        • 26 GB

 

DB Server – 03

Image

Image – #01

Image – #02

 

Metric

  1. Process
    • IO
      • IO Data Bytes :- 251 KB
      • IO Other Bytes : – 362 KB
      • IO Read Bytes :- 24 KB
      • IO Write Bytes :- 226 KB
    • Memory
      • Page Faults
        • Page Faults/Sec :- 28
      • Page Files
        • Page Files Bytes :- 19.716 GB bytes
        • Page Files Bytes Peak :- 21.229 GB bytes
      • Private Bytes
        • Private Bytes :- 19.716 GB bytes
      • Thread Count
        • Thread Count :- 123
      • Virtual Bytes
        • Virtual Bytes :- 26.415 GB
        • Virtual Bytes Peak :- 27 GB
      • Working Set
        • Working Set :- 19 GB
        • Working Set – Private :- 19 GB
        • Working Set – Peak :- 20.5 GB
  2. SQL Server : Memory Manager
    • Stolen Memory (KB)
      • Stolen Memory (KB) :-  
    • Target Server Memory
      • Target Server Memory (KB) :-  18.43 GB
    • Total Server Memory
      • Total Server Memory ( KB) :- 18.43 GB

Explanation
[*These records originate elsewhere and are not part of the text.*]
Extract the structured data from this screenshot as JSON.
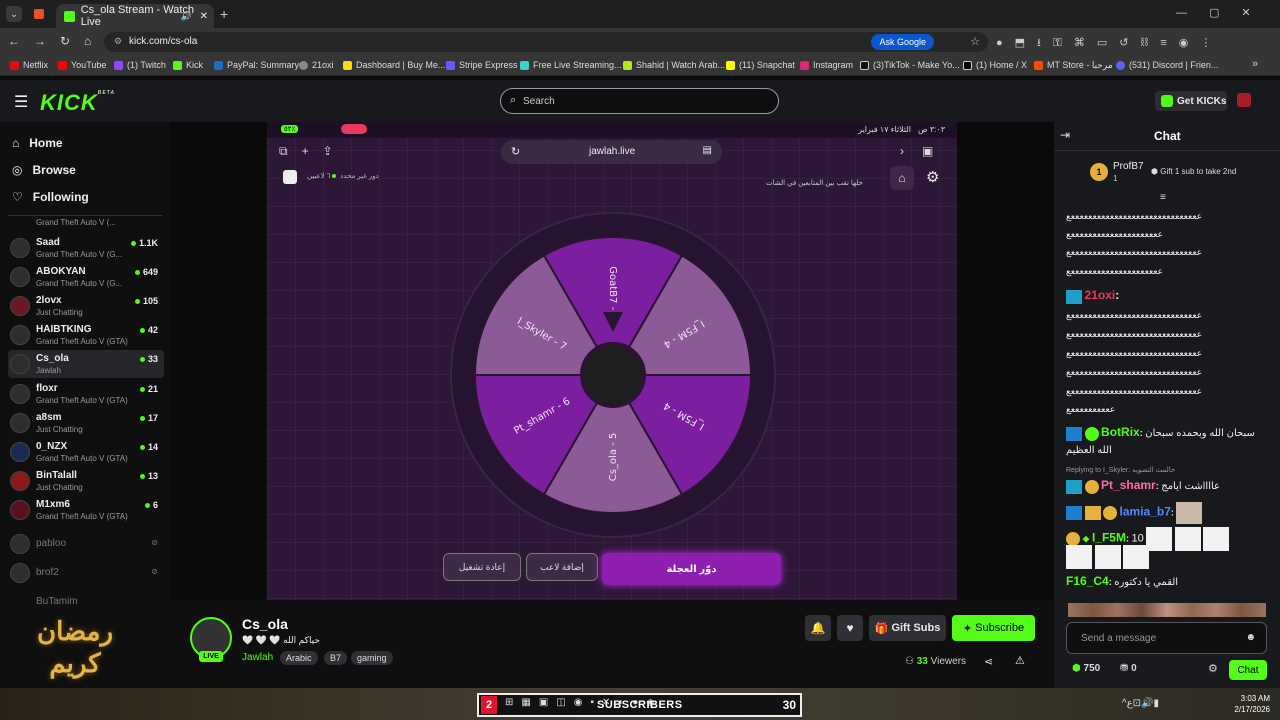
{
  "browser": {
    "tab_title": "Cs_ola Stream - Watch Live",
    "url": "kick.com/cs-ola",
    "ask_google": "Ask Google",
    "bookmarks": [
      "Netflix",
      "YouTube",
      "(1) Twitch",
      "Kick",
      "PayPal: Summary",
      "21oxi",
      "Dashboard | Buy Me...",
      "Stripe Express",
      "Free Live Streaming...",
      "Shahid | Watch Arab...",
      "(11) Snapchat",
      "Instagram",
      "(3)TikTok - Make Yo...",
      "(1) Home / X",
      "MT Store - مرحبا",
      "(531) Discord | Frien..."
    ]
  },
  "header": {
    "logo": "KICK",
    "logo_beta": "BETA",
    "search_placeholder": "Search",
    "get_kicks": "Get KICKs"
  },
  "sidebar": {
    "nav": [
      "Home",
      "Browse",
      "Following"
    ],
    "channels": [
      {
        "name": "",
        "game": "Grand Theft Auto V (...",
        "viewers": ""
      },
      {
        "name": "Saad",
        "game": "Grand Theft Auto V (G...",
        "viewers": "1.1K"
      },
      {
        "name": "ABOKYAN",
        "game": "Grand Theft Auto V (G...",
        "viewers": "649"
      },
      {
        "name": "2lovx",
        "game": "Just Chatting",
        "viewers": "105"
      },
      {
        "name": "HAIBTKING",
        "game": "Grand Theft Auto V (GTA)",
        "viewers": "42"
      },
      {
        "name": "Cs_ola",
        "game": "Jawlah",
        "viewers": "33"
      },
      {
        "name": "floxr",
        "game": "Grand Theft Auto V (GTA)",
        "viewers": "21"
      },
      {
        "name": "a8sm",
        "game": "Just Chatting",
        "viewers": "17"
      },
      {
        "name": "0_NZX",
        "game": "Grand Theft Auto V (GTA)",
        "viewers": "14"
      },
      {
        "name": "BinTalall",
        "game": "Just Chatting",
        "viewers": "13"
      },
      {
        "name": "M1xm6",
        "game": "Grand Theft Auto V (GTA)",
        "viewers": "6"
      }
    ],
    "offline": [
      "pabloo",
      "brof2",
      "BuTamim"
    ],
    "ramadan": "رمضان كريم"
  },
  "player": {
    "status_time": "٣:٠٣ ص",
    "status_date": "الثلاثاء ١٧ فبراير",
    "battery": "٥٢٪",
    "site": "jawlah.live",
    "subtitle": "خلها تقب بين المتابعين في الشات",
    "players_count": "٦ لاعبين",
    "turn_label": "دور غير محدد",
    "wheel_segments": [
      "GoatB7 - 6",
      "I_F5M - 4",
      "I_F5M - 4",
      "Cs_ola - 5",
      "Pt_shamr - 6",
      "I_Skyler - 7"
    ],
    "spin_button": "دوّر العجلة",
    "add_player_button": "إضافة لاعب",
    "restart_button": "إعادة تشغيل"
  },
  "stream_info": {
    "streamer": "Cs_ola",
    "title": "حياكم الله 🤍 🤍 🤍",
    "live": "LIVE",
    "category": "Jawlah",
    "tags": [
      "Arabic",
      "B7",
      "gaming"
    ],
    "gift_subs": "Gift Subs",
    "subscribe": "Subscribe",
    "viewers": "33",
    "viewers_label": "Viewers"
  },
  "chat": {
    "title": "Chat",
    "pinned_user": "ProfB7",
    "pinned_count": "1",
    "pinned_msg": "Gift 1 sub to take 2nd",
    "spam_line": "ععععععععععععععععععععععععععععععع",
    "spam_line_short": "عععععععععععععععععععععع",
    "spam_line_tail": "ععععععععععع",
    "messages": [
      {
        "user": "21oxi",
        "text": ""
      },
      {
        "user": "BotRix",
        "text": "سبحان الله وبحمده سبحان الله العظيم"
      },
      {
        "user": "Pt_shamr",
        "text": "عااااشت ايامج",
        "reply": "Replying to I_Skyler: حالمت التصويه"
      },
      {
        "user": "lamia_b7",
        "text": ""
      },
      {
        "user": "I_F5M",
        "text": "10"
      },
      {
        "user": "F16_C4",
        "text": "القمي يا دكتوره"
      }
    ],
    "input_placeholder": "Send a message",
    "kicks_balance": "750",
    "points": "0",
    "chat_button": "Chat"
  },
  "taskbar": {
    "badge": "2",
    "subscribers_label": "SUBSCRIBERS",
    "subscribers_count": "30",
    "time": "3:03 AM",
    "date": "2/17/2026"
  }
}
  1. Process :- SQL Server
    • IO
      • Data
        • 251 K
      • Other
        • 362 K
      • Read
        • 24 K
      • Write
        • 226 K
    • Memory
      • Pages Files
        • 19.716 GB
      • Private
        • 19.716 GB
      • Virtual Bytes
        • 26.940 GB
          • Only Got knows what this means???
      • Working Set
        • 19 GB
  2. SQL Server :- Memory Manager
    • Stolen Memory
      • Stolen Memory ( KB )
        • N/A
      • Target Memory ( KB )
        • 18.432 GB
      • Total  Memory ( KB )
        • 18.432 GB

Summary

How memory is acquired and tallied depends on whether the Account running SQL Server has been granted “Lock pages in Memory“.

In later editions of SQL Server, there are more memory performance counters such as :-

  1. SQL Server :- Memory Manager
    • Stolen Memory

Coincidentally, our third sample has “Locked Pages in Memory” off for the Account running SQL Server.  And, hence, it accurately reflects Working Set numbers.

 

References

  1. Microsoft
    • Developer Network
      • Job Object Details
        Link
    • Technet
      • Mark Russinovich
        • Pushing the Limits of Windows: Paged and Nonpaged Pool
          Link
  2. Perforce
    • Troubleshooting Performance Issues – Windows
      Link
  3. SQL Shack
    • Milena Petrovic
      • SQL Server memory performance metrics – Part 2 – available bytes, total server, and target server memory
      • Link
  4. Public MPWiki
    • Management Pack : Systems Management Server ( SMS )
      • SMS 2003 Perf Threshold: Paging File – %Usage > 98 over 3 hours Monitor
        Link